On the False Analogy Between Iraq and South Korea Bush is now talking about a “South Korea” model for Iraq. He likely got this nonsense from John Gaddis at Yale, who I…
On the False Analogy Between Iraq and South Korea
Bush is now talking about a “South Korea” model for Iraq. He likely got this nonsense from John Gaddis at Yale, who I heard talking it last November at the Chicago Humanities Fair.
So what confuses me is the terms of the comparison. Who is playing the role of the Communists and of North Korea? Is it the Sunni Arabs of Iraq? But they are divided into Iraqi/Arab nationalists and Salafi Sunni revivalists. (The secular Arab nationalists are the vast majority according to recent polling). So they are not a united force. They are fighting with one another in al-Anbar. And, the Arab nationalists and the religious Sunnis cannot both play the role of the Communists. Some Arab nationalists are allied with the United States (Egypt, Tunisia, etc.) Others are not (Syria). Some religious Sunnis are allied with the US (Saudi Arabia, Afghanistan). Others are not. So where is the analogy to International Communism? Who is China and who is the Soviet Union? Is it Syria and Iran? But both are ruled by Shiites, not Sunnis!

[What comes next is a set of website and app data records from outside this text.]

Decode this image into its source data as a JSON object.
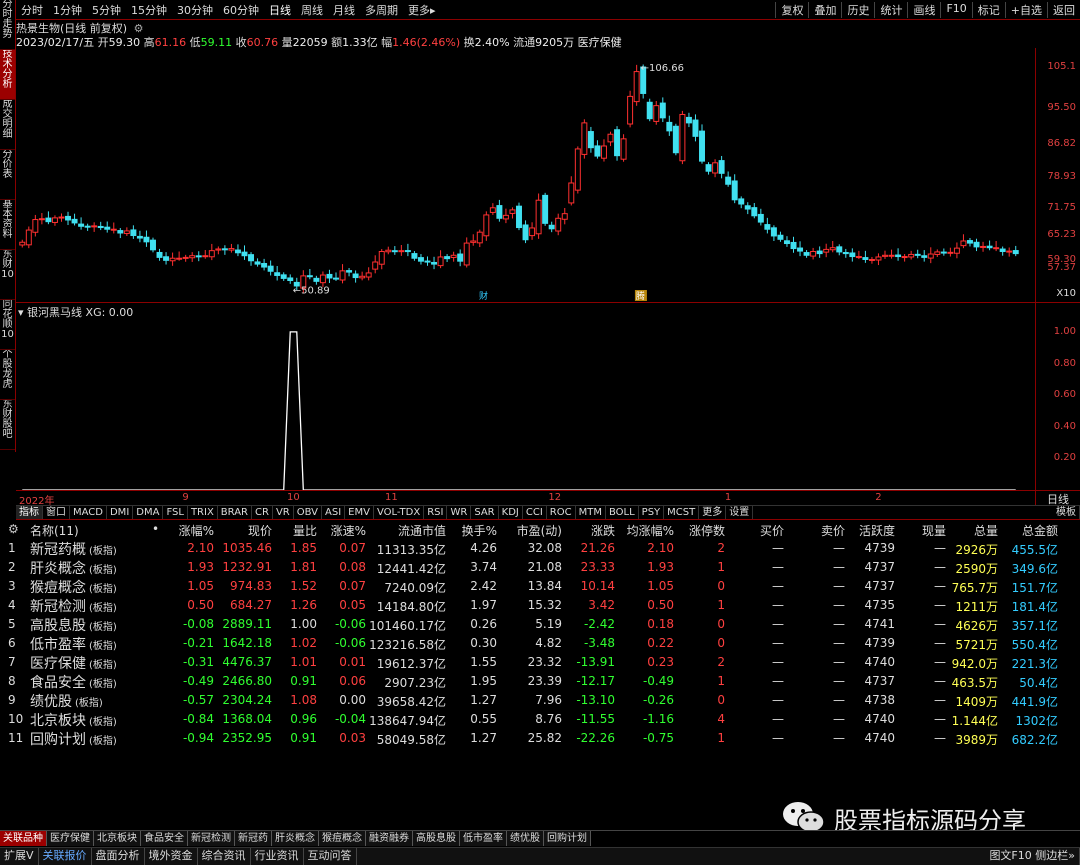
{
  "sidebar": [
    {
      "label": "分时走势",
      "active": false
    },
    {
      "label": "技术分析",
      "active": true
    },
    {
      "label": "成交明细",
      "active": false
    },
    {
      "label": "分价表",
      "active": false
    },
    {
      "label": "基本资料",
      "active": false
    },
    {
      "label": "东财10",
      "active": false
    },
    {
      "label": "同花顺10",
      "active": false
    },
    {
      "label": "个股龙虎",
      "active": false
    },
    {
      "label": "东财股吧",
      "active": false
    }
  ],
  "periods": [
    "分时",
    "1分钟",
    "5分钟",
    "15分钟",
    "30分钟",
    "60分钟",
    "日线",
    "周线",
    "月线",
    "多周期",
    "更多▸"
  ],
  "period_active": "日线",
  "toolbar_right": [
    "复权",
    "叠加",
    "历史",
    "统计",
    "画线",
    "F10",
    "标记",
    "+自选",
    "返回"
  ],
  "title": "热景生物(日线 前复权)",
  "quote": {
    "date": "2023/02/17/五",
    "open_label": "开",
    "open": "59.30",
    "high_label": "高",
    "high": "61.16",
    "low_label": "低",
    "low": "59.11",
    "close_label": "收",
    "close": "60.76",
    "vol_label": "量",
    "vol": "22059",
    "amt_label": "额",
    "amt": "1.33亿",
    "chg_label": "幅",
    "chg": "1.46(2.46%)",
    "turn_label": "换",
    "turn": "2.40%",
    "float_label": "流通",
    "float": "9205万",
    "sector": "医疗保健"
  },
  "chart_data": [
    {
      "type": "candlestick",
      "title": "热景生物(日线 前复权)",
      "y_ticks": [
        "105.1",
        "95.50",
        "86.82",
        "78.93",
        "71.75",
        "65.23",
        "59.30",
        "57.37"
      ],
      "ylim": [
        50,
        109
      ],
      "high_marker": "106.66",
      "low_marker": "50.89",
      "event_markers": [
        "财",
        "腾"
      ],
      "x_labels": [
        "2022年",
        "9",
        "10",
        "11",
        "12",
        "1",
        "2"
      ],
      "scale_label": "X10",
      "closes": [
        63.5,
        66.4,
        68.9,
        69.1,
        68.4,
        69.3,
        69.5,
        68.8,
        68.1,
        67.3,
        67.2,
        67.4,
        67.0,
        66.6,
        66.6,
        65.7,
        66.2,
        65.1,
        64.5,
        63.6,
        61.7,
        59.9,
        59.2,
        59.7,
        59.7,
        59.9,
        60.3,
        60.2,
        60.3,
        61.5,
        61.9,
        61.7,
        62.0,
        61.0,
        60.3,
        59.1,
        58.3,
        57.6,
        56.6,
        55.6,
        54.9,
        54.4,
        53.1,
        55.5,
        55.3,
        54.2,
        55.7,
        55.0,
        54.9,
        56.7,
        56.4,
        55.1,
        55.4,
        56.2,
        58.8,
        61.3,
        61.6,
        61.3,
        61.5,
        61.4,
        59.7,
        59.0,
        58.9,
        58.3,
        60.0,
        59.6,
        60.4,
        59.0,
        63.3,
        63.8,
        65.9,
        70.0,
        71.7,
        69.2,
        69.9,
        71.2,
        67.0,
        64.1,
        66.9,
        73.5,
        68.0,
        66.7,
        69.2,
        70.3,
        77.6,
        85.7,
        91.9,
        86.0,
        84.0,
        86.4,
        89.2,
        84.1,
        88.1,
        98.2,
        104.1,
        98.9,
        92.9,
        96.0,
        93.1,
        90.0,
        84.8,
        93.9,
        91.9,
        88.7,
        82.8,
        80.4,
        82.4,
        79.9,
        77.3,
        73.6,
        72.6,
        71.4,
        69.8,
        68.3,
        66.6,
        65.0,
        64.2,
        63.2,
        62.0,
        61.4,
        60.4,
        61.3,
        60.8,
        61.8,
        62.2,
        61.2,
        60.8,
        60.1,
        60.1,
        59.4,
        59.4,
        60.0,
        60.4,
        60.4,
        60.1,
        60.1,
        60.6,
        60.5,
        59.9,
        60.7,
        61.2,
        61.1,
        61.1,
        62.1,
        63.8,
        63.3,
        62.4,
        62.5,
        62.2,
        62.2,
        61.3,
        61.4,
        60.8
      ]
    },
    {
      "type": "line",
      "title": "银河黑马线",
      "label": "银河黑马线 XG: 0.00",
      "y_ticks": [
        "1.00",
        "0.80",
        "0.60",
        "0.40",
        "0.20"
      ],
      "ylim": [
        0,
        1.05
      ],
      "peak_start_index": 41,
      "peak_end_index": 42
    }
  ],
  "indicator_tabs": [
    "指标",
    "窗口",
    "MACD",
    "DMI",
    "DMA",
    "FSL",
    "TRIX",
    "BRAR",
    "CR",
    "VR",
    "OBV",
    "ASI",
    "EMV",
    "VOL-TDX",
    "RSI",
    "WR",
    "SAR",
    "KDJ",
    "CCI",
    "ROC",
    "MTM",
    "BOLL",
    "PSY",
    "MCST",
    "更多",
    "设置"
  ],
  "indicator_right": [
    "模板",
    "日线"
  ],
  "table": {
    "headers": [
      "名称(11)",
      "•",
      "涨幅%",
      "现价",
      "量比",
      "涨速%",
      "流通市值",
      "换手%",
      "市盈(动)",
      "涨跌",
      "均涨幅%",
      "涨停数",
      "买价",
      "卖价",
      "活跃度",
      "现量",
      "总量",
      "总金额"
    ],
    "rows": [
      {
        "n": "1",
        "name": "新冠药概",
        "tag": "(板指)",
        "chg": "2.10",
        "price": "1035.46",
        "vr": "1.85",
        "spd": "0.07",
        "cap": "11313.35亿",
        "turn": "4.26",
        "pe": "32.08",
        "diff": "21.26",
        "avg": "2.10",
        "lim": "2",
        "bid": "—",
        "ask": "—",
        "act": "4739",
        "cur": "—",
        "vol": "2926万",
        "amt": "455.5亿",
        "c": "red",
        "cv": "red",
        "cs": "red",
        "cd": "red",
        "ca": "red",
        "cl": "red"
      },
      {
        "n": "2",
        "name": "肝炎概念",
        "tag": "(板指)",
        "chg": "1.93",
        "price": "1232.91",
        "vr": "1.81",
        "spd": "0.08",
        "cap": "12441.42亿",
        "turn": "3.74",
        "pe": "21.08",
        "diff": "23.33",
        "avg": "1.93",
        "lim": "1",
        "bid": "—",
        "ask": "—",
        "act": "4737",
        "cur": "—",
        "vol": "2590万",
        "amt": "349.6亿",
        "c": "red",
        "cv": "red",
        "cs": "red",
        "cd": "red",
        "ca": "red",
        "cl": "red"
      },
      {
        "n": "3",
        "name": "猴痘概念",
        "tag": "(板指)",
        "chg": "1.05",
        "price": "974.83",
        "vr": "1.52",
        "spd": "0.07",
        "cap": "7240.09亿",
        "turn": "2.42",
        "pe": "13.84",
        "diff": "10.14",
        "avg": "1.05",
        "lim": "0",
        "bid": "—",
        "ask": "—",
        "act": "4737",
        "cur": "—",
        "vol": "765.7万",
        "amt": "151.7亿",
        "c": "red",
        "cv": "red",
        "cs": "red",
        "cd": "red",
        "ca": "red",
        "cl": "red"
      },
      {
        "n": "4",
        "name": "新冠检测",
        "tag": "(板指)",
        "chg": "0.50",
        "price": "684.27",
        "vr": "1.26",
        "spd": "0.05",
        "cap": "14184.80亿",
        "turn": "1.97",
        "pe": "15.32",
        "diff": "3.42",
        "avg": "0.50",
        "lim": "1",
        "bid": "—",
        "ask": "—",
        "act": "4735",
        "cur": "—",
        "vol": "1211万",
        "amt": "181.4亿",
        "c": "red",
        "cv": "red",
        "cs": "red",
        "cd": "red",
        "ca": "red",
        "cl": "red"
      },
      {
        "n": "5",
        "name": "高股息股",
        "tag": "(板指)",
        "chg": "-0.08",
        "price": "2889.11",
        "vr": "1.00",
        "spd": "-0.06",
        "cap": "101460.17亿",
        "turn": "0.26",
        "pe": "5.19",
        "diff": "-2.42",
        "avg": "0.18",
        "lim": "0",
        "bid": "—",
        "ask": "—",
        "act": "4741",
        "cur": "—",
        "vol": "4626万",
        "amt": "357.1亿",
        "c": "grn",
        "cv": "wht",
        "cs": "grn",
        "cd": "grn",
        "ca": "red",
        "cl": "red"
      },
      {
        "n": "6",
        "name": "低市盈率",
        "tag": "(板指)",
        "chg": "-0.21",
        "price": "1642.18",
        "vr": "1.02",
        "spd": "-0.06",
        "cap": "123216.58亿",
        "turn": "0.30",
        "pe": "4.82",
        "diff": "-3.48",
        "avg": "0.22",
        "lim": "0",
        "bid": "—",
        "ask": "—",
        "act": "4739",
        "cur": "—",
        "vol": "5721万",
        "amt": "550.4亿",
        "c": "grn",
        "cv": "red",
        "cs": "grn",
        "cd": "grn",
        "ca": "red",
        "cl": "red"
      },
      {
        "n": "7",
        "name": "医疗保健",
        "tag": "(板指)",
        "chg": "-0.31",
        "price": "4476.37",
        "vr": "1.01",
        "spd": "0.01",
        "cap": "19612.37亿",
        "turn": "1.55",
        "pe": "23.32",
        "diff": "-13.91",
        "avg": "0.23",
        "lim": "2",
        "bid": "—",
        "ask": "—",
        "act": "4740",
        "cur": "—",
        "vol": "942.0万",
        "amt": "221.3亿",
        "c": "grn",
        "cv": "red",
        "cs": "red",
        "cd": "grn",
        "ca": "red",
        "cl": "red"
      },
      {
        "n": "8",
        "name": "食品安全",
        "tag": "(板指)",
        "chg": "-0.49",
        "price": "2466.80",
        "vr": "0.91",
        "spd": "0.06",
        "cap": "2907.23亿",
        "turn": "1.95",
        "pe": "23.39",
        "diff": "-12.17",
        "avg": "-0.49",
        "lim": "1",
        "bid": "—",
        "ask": "—",
        "act": "4737",
        "cur": "—",
        "vol": "463.5万",
        "amt": "50.4亿",
        "c": "grn",
        "cv": "grn",
        "cs": "red",
        "cd": "grn",
        "ca": "grn",
        "cl": "red"
      },
      {
        "n": "9",
        "name": "绩优股",
        "tag": "(板指)",
        "chg": "-0.57",
        "price": "2304.24",
        "vr": "1.08",
        "spd": "0.00",
        "cap": "39658.42亿",
        "turn": "1.27",
        "pe": "7.96",
        "diff": "-13.10",
        "avg": "-0.26",
        "lim": "0",
        "bid": "—",
        "ask": "—",
        "act": "4738",
        "cur": "—",
        "vol": "1409万",
        "amt": "441.9亿",
        "c": "grn",
        "cv": "red",
        "cs": "wht",
        "cd": "grn",
        "ca": "grn",
        "cl": "red"
      },
      {
        "n": "10",
        "name": "北京板块",
        "tag": "(板指)",
        "chg": "-0.84",
        "price": "1368.04",
        "vr": "0.96",
        "spd": "-0.04",
        "cap": "138647.94亿",
        "turn": "0.55",
        "pe": "8.76",
        "diff": "-11.55",
        "avg": "-1.16",
        "lim": "4",
        "bid": "—",
        "ask": "—",
        "act": "4740",
        "cur": "—",
        "vol": "1.144亿",
        "amt": "1302亿",
        "c": "grn",
        "cv": "grn",
        "cs": "grn",
        "cd": "grn",
        "ca": "grn",
        "cl": "red"
      },
      {
        "n": "11",
        "name": "回购计划",
        "tag": "(板指)",
        "chg": "-0.94",
        "price": "2352.95",
        "vr": "0.91",
        "spd": "0.03",
        "cap": "58049.58亿",
        "turn": "1.27",
        "pe": "25.82",
        "diff": "-22.26",
        "avg": "-0.75",
        "lim": "1",
        "bid": "—",
        "ask": "—",
        "act": "4740",
        "cur": "—",
        "vol": "3989万",
        "amt": "682.2亿",
        "c": "grn",
        "cv": "grn",
        "cs": "red",
        "cd": "grn",
        "ca": "grn",
        "cl": "red"
      }
    ]
  },
  "bottom_tabs": [
    "关联品种",
    "医疗保健",
    "北京板块",
    "食品安全",
    "新冠检测",
    "新冠药",
    "肝炎概念",
    "猴痘概念",
    "融资融券",
    "高股息股",
    "低市盈率",
    "绩优股",
    "回购计划"
  ],
  "status_tabs": [
    "扩展V",
    "关联报价",
    "盘面分析",
    "境外资金",
    "综合资讯",
    "行业资讯",
    "互动问答"
  ],
  "status_right": "图文F10 侧边栏»",
  "watermark": "股票指标源码分享",
  "colors": {
    "up": "#ff3030",
    "down": "#40e0f0",
    "axis": "#e04040",
    "grid": "#8b0000"
  }
}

But let us say that the Sunni Arabs are North Korea. Who is South Korea? Is it the Shiites of Iraq? But they are allied with Iran (isn’t it playing the role of China?) And the vast majority of them don’t want US troops in Iraq according to polls. There is zero chance that the Shiites of Iraq will put up with a long term presence of US bases in their areas of Iraq. The British base in Basra takes heavy fire all the time.

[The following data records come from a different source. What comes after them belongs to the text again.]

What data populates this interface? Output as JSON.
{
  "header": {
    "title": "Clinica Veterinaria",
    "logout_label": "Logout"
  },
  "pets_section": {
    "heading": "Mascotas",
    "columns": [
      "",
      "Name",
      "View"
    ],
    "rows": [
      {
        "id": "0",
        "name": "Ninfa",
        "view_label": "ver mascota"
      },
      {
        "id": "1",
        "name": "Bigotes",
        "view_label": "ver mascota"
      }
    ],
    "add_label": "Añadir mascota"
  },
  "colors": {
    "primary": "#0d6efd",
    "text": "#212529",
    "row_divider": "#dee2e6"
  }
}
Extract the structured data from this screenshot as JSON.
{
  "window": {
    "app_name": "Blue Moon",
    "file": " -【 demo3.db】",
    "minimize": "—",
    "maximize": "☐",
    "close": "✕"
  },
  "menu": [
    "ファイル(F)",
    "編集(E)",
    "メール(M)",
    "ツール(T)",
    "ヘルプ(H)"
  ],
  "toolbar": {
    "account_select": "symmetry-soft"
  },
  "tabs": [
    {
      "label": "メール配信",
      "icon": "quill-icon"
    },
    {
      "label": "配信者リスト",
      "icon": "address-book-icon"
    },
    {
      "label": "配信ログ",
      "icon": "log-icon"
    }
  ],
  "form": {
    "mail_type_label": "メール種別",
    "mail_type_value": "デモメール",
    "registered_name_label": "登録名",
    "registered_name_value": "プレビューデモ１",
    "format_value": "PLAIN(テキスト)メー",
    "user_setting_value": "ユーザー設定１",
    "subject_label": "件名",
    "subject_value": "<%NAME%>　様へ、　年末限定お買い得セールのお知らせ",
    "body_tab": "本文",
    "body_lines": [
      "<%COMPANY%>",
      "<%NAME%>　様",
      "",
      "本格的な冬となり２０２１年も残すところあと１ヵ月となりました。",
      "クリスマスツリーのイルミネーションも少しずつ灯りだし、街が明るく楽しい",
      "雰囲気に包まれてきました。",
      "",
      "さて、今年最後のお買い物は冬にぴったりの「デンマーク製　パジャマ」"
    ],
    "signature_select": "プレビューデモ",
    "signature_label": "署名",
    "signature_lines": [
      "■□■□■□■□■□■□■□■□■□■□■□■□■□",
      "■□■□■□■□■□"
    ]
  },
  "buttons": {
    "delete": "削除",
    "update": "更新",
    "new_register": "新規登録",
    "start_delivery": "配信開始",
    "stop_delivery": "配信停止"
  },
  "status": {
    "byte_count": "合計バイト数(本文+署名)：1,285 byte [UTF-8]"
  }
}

The only place in Iraq that looks at all like South Korea is maybe Kurdistan. But it is also allied with Iran behind the scenes, and it is in a troubling way giving asylum to Turkish-Kurdish terror groups that are infliction harm on the US’s NATO ally, Turkey.
Even as we speak, in Iraq’s north, Turkish military forces and now 20 tanks are massing on the Iraqi border, apparently poised for “hot pursuit” of Kurdish guerrillas of the Kurdish Workers Party (PKK), who have safe harbor in Iraqi Kurdistan but go over to Turkey and blow things up. There is some danger that the US will be in the middle of all this, though it is allied with both the Kurds and the Turks. Last week US fighter jets based in Iraq made an unauthorized incursion into Turkish air space that the Turks are protesting.
Do we really want to be in the middle of that?
(But see the next, translated, item, below).
So, no, Iraq isn’t like Korea in any obvious way, and in fact the analogy strikes me as frankly ridiculous.
Iraqi Foreign Minister Hoshyar Zebari suspects that the Mahdi Army was behind the kidnapping of 5 Britons from the Ministry of Finance on Tuesday. British troops have been skirmishing with and capturing Mahdi Army forces in Basra, so this could be payback or an attempt to trade prisoners.
There were mortar attacks, bombings and firefights around Iraq on Wednesday. Ten died in a firefight in Khalis between Iraqi government troops and local Sunni Arab guerrillas (the city is under curfew after these heavy clashes). The US raided Sadr City looking, presumably, for those British security guards, and taking 5 men into custody.
23 bodies were found in Baghdad on Wednesday, according to McClatchy. Four uniformed policemen were kidnapped in Tikrit north of Baghdad.
Iraq, Sudan, and Israel/Palestine are the most violent countries in the world, according to a new index.